Halloween is one of the oldest of the holidays which we celebrate. It’s actually the second favorite holiday, with Christmas being the No. 1 favorite.
Some people consider Halloween to be a time for fun, putting on their favorite costume, trick-or-treating, or for decorating their house and yard. Other people consider it a time for superstitions, ghosts, goblins and evil spirits.
Halloween is always on Oct. 31, which is the last day of the Celtic calendar. It was originally a pagan holiday which honored the dead. It was referred to as All Hallows Eve, dates back more than 2000 years and is the evening before All Saints Day. All Saints Day was created by Christians to convert pagans and is on Nov. 1. The Catholic church honored saints on this day.

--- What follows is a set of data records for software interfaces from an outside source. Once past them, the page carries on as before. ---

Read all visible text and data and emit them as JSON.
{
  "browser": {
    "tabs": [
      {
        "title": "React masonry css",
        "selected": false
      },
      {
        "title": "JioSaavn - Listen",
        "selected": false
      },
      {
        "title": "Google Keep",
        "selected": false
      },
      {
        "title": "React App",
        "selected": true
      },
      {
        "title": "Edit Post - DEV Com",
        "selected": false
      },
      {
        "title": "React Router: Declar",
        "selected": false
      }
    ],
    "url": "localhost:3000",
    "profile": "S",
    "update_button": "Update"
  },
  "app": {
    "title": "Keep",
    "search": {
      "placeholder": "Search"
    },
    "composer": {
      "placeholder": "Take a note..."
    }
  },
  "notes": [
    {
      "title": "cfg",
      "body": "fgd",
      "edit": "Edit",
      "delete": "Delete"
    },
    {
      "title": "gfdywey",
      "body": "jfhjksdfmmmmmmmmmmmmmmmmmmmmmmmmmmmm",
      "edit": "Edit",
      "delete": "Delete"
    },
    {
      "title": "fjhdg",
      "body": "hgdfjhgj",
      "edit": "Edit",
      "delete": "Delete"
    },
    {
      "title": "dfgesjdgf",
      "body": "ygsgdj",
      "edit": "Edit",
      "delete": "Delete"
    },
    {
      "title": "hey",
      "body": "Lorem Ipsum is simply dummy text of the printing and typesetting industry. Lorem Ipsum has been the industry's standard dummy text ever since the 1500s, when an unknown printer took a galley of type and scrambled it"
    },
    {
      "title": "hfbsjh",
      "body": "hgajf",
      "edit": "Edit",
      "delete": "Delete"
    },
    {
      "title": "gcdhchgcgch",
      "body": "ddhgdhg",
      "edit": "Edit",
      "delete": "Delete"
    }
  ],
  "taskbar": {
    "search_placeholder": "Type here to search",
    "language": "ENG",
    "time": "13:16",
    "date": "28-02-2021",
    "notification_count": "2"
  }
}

The Druids — a Celtic culture found in Ireland, Britain and Northern Europe — celebrated the Feast of Samhain, which was held each year on Oct. 31 to honor the dead. Samhain was a harvest festival held to mark the end of the Celtic year and the beginning of a new one. The Celts believed the souls of the dead roamed the streets and villages at night. Since they didn’t think all of the spirits were friendly, they began the custom of leaving gifts and treats to pacify them and to ensure a plentiful crop for the coming year. This is the custom that eventually evolved into what we call trick-or-treating.
I personally never knew the history of Halloween until recently. When I was growing up, we didn’t really get into the habit of dressing up like Dracula or anything like the Walking Dead. We would just use what we had on hand to dress up, such as a cowboy/cowgirl hat and boots or whatever else we had available. About the scariest thing I remember seeing someone dressed as was a ghost and that only brought to mind a spirit such as Casper the Friendly Ghost, who wasn’t scary at all. It was fairly easy to dress up like a ghost, too. All you needed to have was an old white sheet with some holes cut out for your eyes.
One year when I was a child, one of my brothers did take an old sheet and use it to try and scare the rest of us as we started out to go trick-or-treating. When we walked by a tree in the backyard he jumped out and grabbed me from behind. I’ll have to admit, I didn’t really think that ghost was too friendly at all until I realized who it was behind that sheet. If anyone had been able to see me in the dark they would have probably seen that I turned about the same shade of white as that sheet!
After my family moved back to Richmond County, I can remember the Halloween carnivals that were held at school. There was bobbing for apples, fishing, cake walks, prizes for the best costume and lots of fun activities to do. Of course, there was always lots of candy to win and small prizes that were not really worth very much (unless you were a child who didn’t receive a gift except on your birthday and at Christmas).
When I was in my teens, it seemed like a lot of churches started having what they called fall festivals to keep kids from going trick-or-treating at Halloween. At that point, I was too old to go treat or treating anyway, but I did enjoy helping with activities for the younger kids. Those activities were pretty much the same ones that we’d had at the Halloween carnivals at school, but the kids didn’t dress up like monsters or any other scary critters.
Nowadays, a lot of churches have Trunk-or-Treat and that can be a lot of fun for the whole family, especially if they decorate their trunk and the kids help hand out the treats. I’ve seen times when kids were having so much fun helping out at their vehicles that they didn’t want to go visit any others and get goodies for themselves.
One of the fall festivals that I remember the most happened after I was married. My parents’ church asked Dad to provide some music as part of their celebration. Dad played the guitar and simply loved to sing and play. I’ve never been able to play any musical instrument, but I grew up singing with Dad accompanying us on guitar. Our family did a lot of singing for our own enjoyment and occasionally at other public functions. That year, I had gone with Dad and Mom to sing at the senior center in Ellerbe a couple times and to customer appreciation day at one of the banks there in town. Since the festival was going to be held in the church basement, we didn’t sing just hymns and gospel music, but did a few other songs we thought folks would enjoy. One of the members of the church regularly went to the senior center also, and Dad asked him to sing “In Them Old Cotton Fields Back Home” like he’d done when we were at the center. The other church members really got a kick out of that because they had never even heard him sing. I’ll admit, he didn’t have a great voice but it was a lot of fun to hear him try. I guess the old saying “make a joyful noise” really applied to him as well as to us, because I know for a fact we were far from perfect either.
Just remember that Halloween is fast approaching, so if any of you believe that the souls or spirits of the dead do roam the streets on that night, then you’ll probably want to lock your doors and stay inside the house and not come out until Nov. 1.
Azalea R. Bolton is a resident of Richmond County, member of the Richmond and Anson County Historical Societies, and co-author of the book “Just Passing Time Together.”